FANtastic Marketing Don’t: The Victoria’s Secret Fashion ShowJanuary 16, 2020
Are you a business owner? Then you probably have goals in mind when it comes to your organization. Goals that go a little something like this:
- Discover which marketing trends and tactics will give me the biggest ROI
- Grow my business through increased website traffic, inbound leads and ultimately sales
- Build a fan base of loyal customers who want to use my products and services again and again
Most businesses focus on creating fans after the sale. They see this as the point when the customer experience (aka: CX) journey begins. But you’d better believe that in today’s digital world, creating fans begins long before the first sale. Where you may ask? With your MX (aka: marketing experience) of course!
And that experience? It had better be FANtastic. But not only because you see it that way—another stumble many businesses make. No. It must be FANtastic because the FANS see it that way. Your MX must be designed for the fans, about the fans, and ultimately user-generated by the fans.
Easier said than done. After all, the number one reason brands fail to create a FANtastic MX is because they don’t know who their fan base is nor what motivates them to buy.
Case in point: Victoria’s Secret.
At the time it was founded in 1977, Victoria’s Secret was standalone in its offerings. Padded push-up bras and lacy thongs were far from the dowdier undergarments that saturated the market. What was more, they were being marketed primarily to men buying for women. The company was sold in the 80’s, which is when marketing turned from being male-focused to being female-focused.
Then, in 1995, Victoria Secret launched the Annual Victoria’s Secret Fashion Show as a signature event. And supposedly it was designed to inspire women all over the world by featuring the hottest names in entertainment and fashion. Heidi Klum. Tyra Banks. Adriana Lima. The list goes on.
But let me pause here and ask you a question. Do regular women relate to super models strutting down runways wearing ten million dollar, diamond encrusted bras? I sure as heck don’t! And I’m willing to stake a lot on the fact that most of us ladies don’t!

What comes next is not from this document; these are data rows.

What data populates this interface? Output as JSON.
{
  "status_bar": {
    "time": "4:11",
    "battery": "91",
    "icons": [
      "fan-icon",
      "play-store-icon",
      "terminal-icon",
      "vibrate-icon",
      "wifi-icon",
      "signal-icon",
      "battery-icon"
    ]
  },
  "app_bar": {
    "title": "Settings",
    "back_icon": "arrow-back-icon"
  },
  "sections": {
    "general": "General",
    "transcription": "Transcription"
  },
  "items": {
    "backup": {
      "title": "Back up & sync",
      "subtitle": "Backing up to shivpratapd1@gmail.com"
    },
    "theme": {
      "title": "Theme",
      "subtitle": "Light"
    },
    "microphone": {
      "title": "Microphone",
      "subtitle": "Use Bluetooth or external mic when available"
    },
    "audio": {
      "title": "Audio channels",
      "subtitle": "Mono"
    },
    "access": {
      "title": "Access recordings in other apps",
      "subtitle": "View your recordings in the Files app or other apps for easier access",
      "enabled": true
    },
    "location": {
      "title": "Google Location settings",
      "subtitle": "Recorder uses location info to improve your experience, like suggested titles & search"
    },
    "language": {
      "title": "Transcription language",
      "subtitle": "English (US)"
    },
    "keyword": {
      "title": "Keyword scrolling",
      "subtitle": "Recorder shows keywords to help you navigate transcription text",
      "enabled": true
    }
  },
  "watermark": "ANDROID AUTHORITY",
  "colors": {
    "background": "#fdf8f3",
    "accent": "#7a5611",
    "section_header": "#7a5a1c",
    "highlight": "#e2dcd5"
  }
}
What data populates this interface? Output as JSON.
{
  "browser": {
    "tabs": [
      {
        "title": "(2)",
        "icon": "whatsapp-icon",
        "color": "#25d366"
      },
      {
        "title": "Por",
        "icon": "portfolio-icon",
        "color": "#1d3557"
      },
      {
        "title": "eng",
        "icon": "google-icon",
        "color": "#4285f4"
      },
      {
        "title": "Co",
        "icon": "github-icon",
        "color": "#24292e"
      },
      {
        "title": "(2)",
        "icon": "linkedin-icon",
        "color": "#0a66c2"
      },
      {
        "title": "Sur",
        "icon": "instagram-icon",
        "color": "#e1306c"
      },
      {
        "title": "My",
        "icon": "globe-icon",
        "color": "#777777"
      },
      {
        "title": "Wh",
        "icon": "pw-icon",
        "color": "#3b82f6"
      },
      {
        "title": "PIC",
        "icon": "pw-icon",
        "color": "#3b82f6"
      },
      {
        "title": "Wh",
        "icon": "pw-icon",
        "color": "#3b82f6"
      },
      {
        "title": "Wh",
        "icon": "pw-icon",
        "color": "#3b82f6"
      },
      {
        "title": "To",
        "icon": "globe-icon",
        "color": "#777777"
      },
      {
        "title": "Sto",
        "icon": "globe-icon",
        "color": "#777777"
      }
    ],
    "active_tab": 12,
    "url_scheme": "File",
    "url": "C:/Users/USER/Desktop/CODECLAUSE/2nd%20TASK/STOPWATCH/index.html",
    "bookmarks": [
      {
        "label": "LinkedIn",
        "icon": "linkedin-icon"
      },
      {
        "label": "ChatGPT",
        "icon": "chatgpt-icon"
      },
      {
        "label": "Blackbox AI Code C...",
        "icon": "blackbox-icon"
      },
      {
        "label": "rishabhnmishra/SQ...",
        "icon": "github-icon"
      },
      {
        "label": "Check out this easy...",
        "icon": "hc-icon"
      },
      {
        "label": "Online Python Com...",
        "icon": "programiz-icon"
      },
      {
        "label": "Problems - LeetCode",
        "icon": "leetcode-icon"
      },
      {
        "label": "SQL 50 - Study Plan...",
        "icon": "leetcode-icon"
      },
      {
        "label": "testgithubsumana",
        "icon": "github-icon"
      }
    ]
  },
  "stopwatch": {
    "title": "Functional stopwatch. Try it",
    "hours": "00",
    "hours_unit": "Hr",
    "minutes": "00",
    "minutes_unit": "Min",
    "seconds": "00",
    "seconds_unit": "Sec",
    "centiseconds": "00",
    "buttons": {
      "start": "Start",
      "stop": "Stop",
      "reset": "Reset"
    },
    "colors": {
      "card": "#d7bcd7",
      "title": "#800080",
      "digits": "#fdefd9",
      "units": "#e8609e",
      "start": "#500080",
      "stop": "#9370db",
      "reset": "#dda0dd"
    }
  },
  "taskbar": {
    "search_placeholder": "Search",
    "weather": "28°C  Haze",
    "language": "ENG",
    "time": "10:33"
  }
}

Which brings me to our next question. How well does Victoria Secret know its fans? They say the fashion show was for women, but it’s been argued since inception that it was more about appealing to men. The original Victoria’s Secret audience. And this despite the fact that it’s no longer men going in to buy underwear for women—we can do it ourselves! Funnier still is that the store that was originally designed to make men buying lingerie less embarrassing has done a complete 180. Men no longer have the desire to shop at Victoria’s Secret—they haven’t for years!
The last few years, the debate over the fashion show had gotten more and more heated. Finally, only a few weeks ago, this event is effectively CANCELLED leaving millions of women a little more room to breathe this winter. Because no matter what Victoria’s Secret was SAYING about whom their product was for; their actions were the complete opposite. Every marketing tactic they were utilizing was selling to the fantasy men have of women.
Here’s the bottom line: FANtastic Marketing has nothing to do with what you think your fans will like—and everything to do with what your fans actually like. Moreover, it’s important to stay on top of trends in your industry. Similar to what Victoria’s Secret experienced, your target audience could go through a complete transition. Fifty years ago, this giant was focused on selling to men. When they had the opportunity to pivot selling directly to women through an empowered campaign—they ignored it fighting tooth and nail against change. Do NOT be Victoria’s Secret when it comes to your MX. Understand your audience. Get to know them. Be relatable. It’s when you have a solid commitment to those who need or want your products that you can truly turn them into your fans!